She said: “We’re disappointed with the court’s ruling and concerned about its potential impact, not just on Lynn Starkey, but on all educators in religious schools.”
The same Indiana Catholic school has also fired another employee for being gay
Shelly Fitzgerald, another lesbian guidance counsellor at Roncalli High School, was put on administrative leave in 2018 when an anonymous person tracked down her marriage certificate and sent it to school authorities.
Fitzgerald’s case led to global media attention, and she even appeared on The Ellen DeGeneres Show to talk about her experience.

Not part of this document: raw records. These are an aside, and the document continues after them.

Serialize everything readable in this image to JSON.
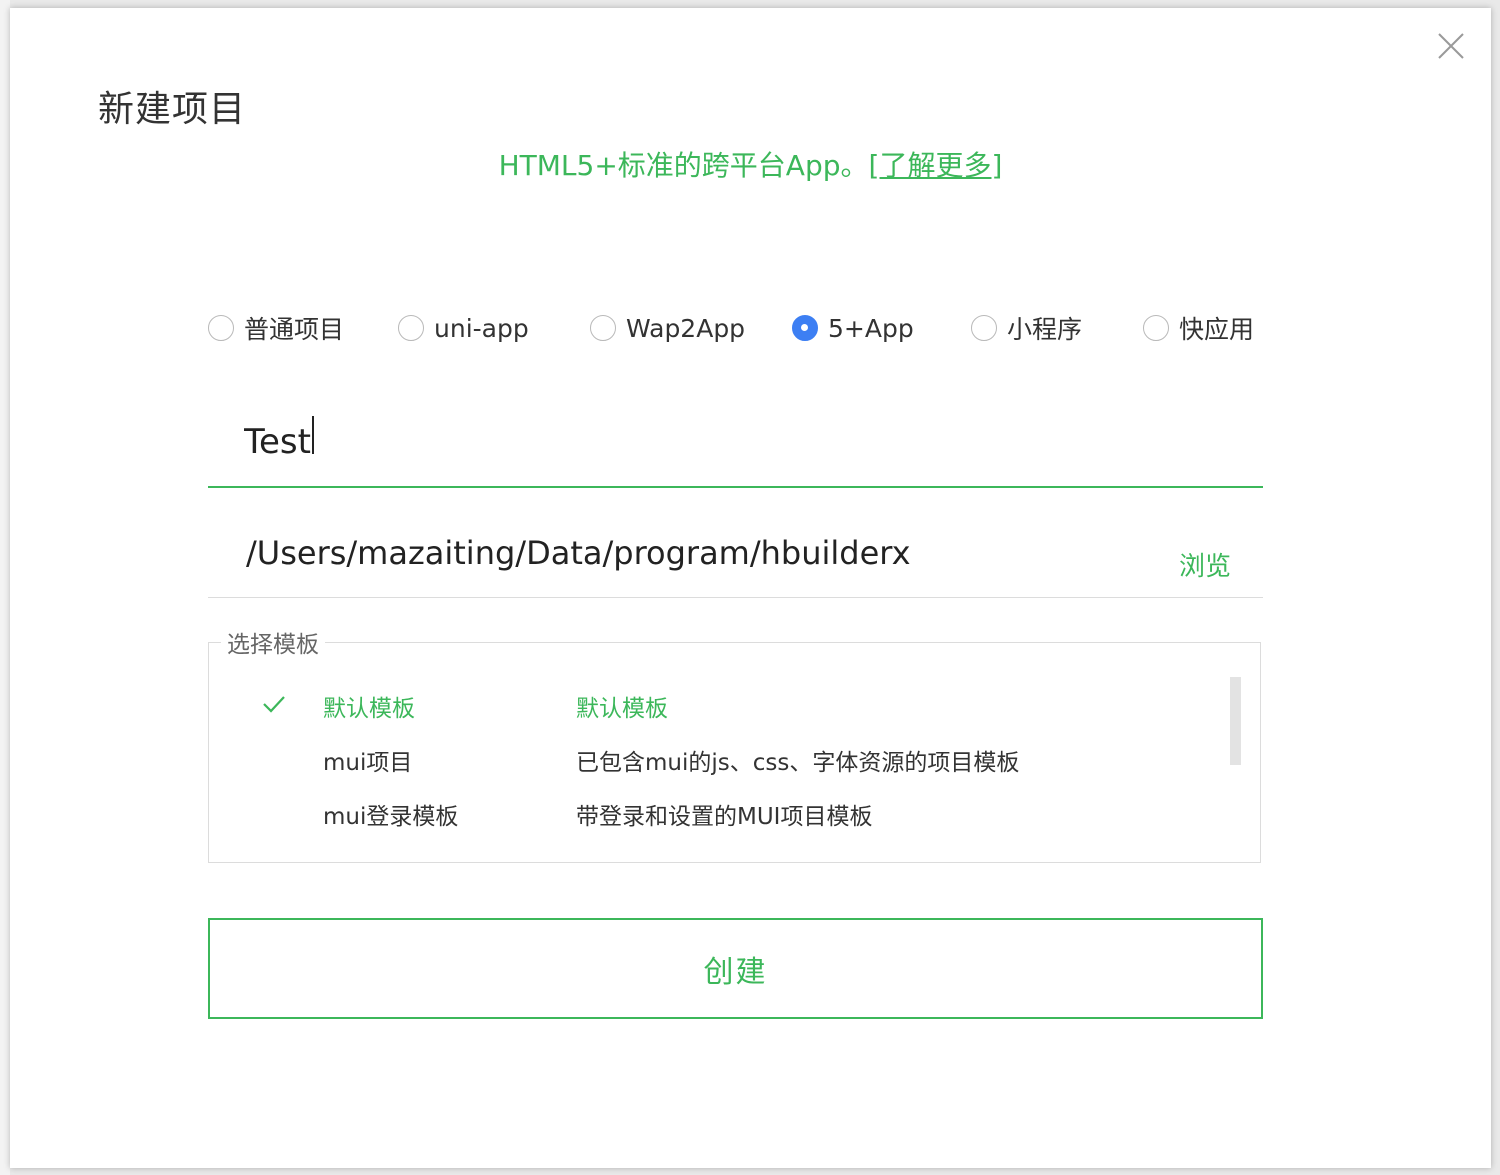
{
  "dialog": {
    "title": "新建项目",
    "subtitle_text": "HTML5+标准的跨平台App。",
    "learn_more_link": "[了解更多]"
  },
  "project_types": [
    {
      "label": "普通项目",
      "checked": false
    },
    {
      "label": "uni-app",
      "checked": false
    },
    {
      "label": "Wap2App",
      "checked": false
    },
    {
      "label": "5+App",
      "checked": true
    },
    {
      "label": "小程序",
      "checked": false
    },
    {
      "label": "快应用",
      "checked": false
    }
  ],
  "project_name": {
    "value": "Test"
  },
  "location": {
    "path": "/Users/mazaiting/Data/program/hbuilderx",
    "browse_label": "浏览"
  },
  "templates": {
    "legend": "选择模板",
    "items": [
      {
        "name": "默认模板",
        "description": "默认模板",
        "selected": true
      },
      {
        "name": "mui项目",
        "description": "已包含mui的js、css、字体资源的项目模板",
        "selected": false
      },
      {
        "name": "mui登录模板",
        "description": "带登录和设置的MUI项目模板",
        "selected": false
      }
    ]
  },
  "create_button": {
    "label": "创建"
  },
  "colors": {
    "accent_green": "#3cb75a",
    "radio_blue": "#3d7ff3"
  }
}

The school later defended their decision, saying she is not a good “role model” for students.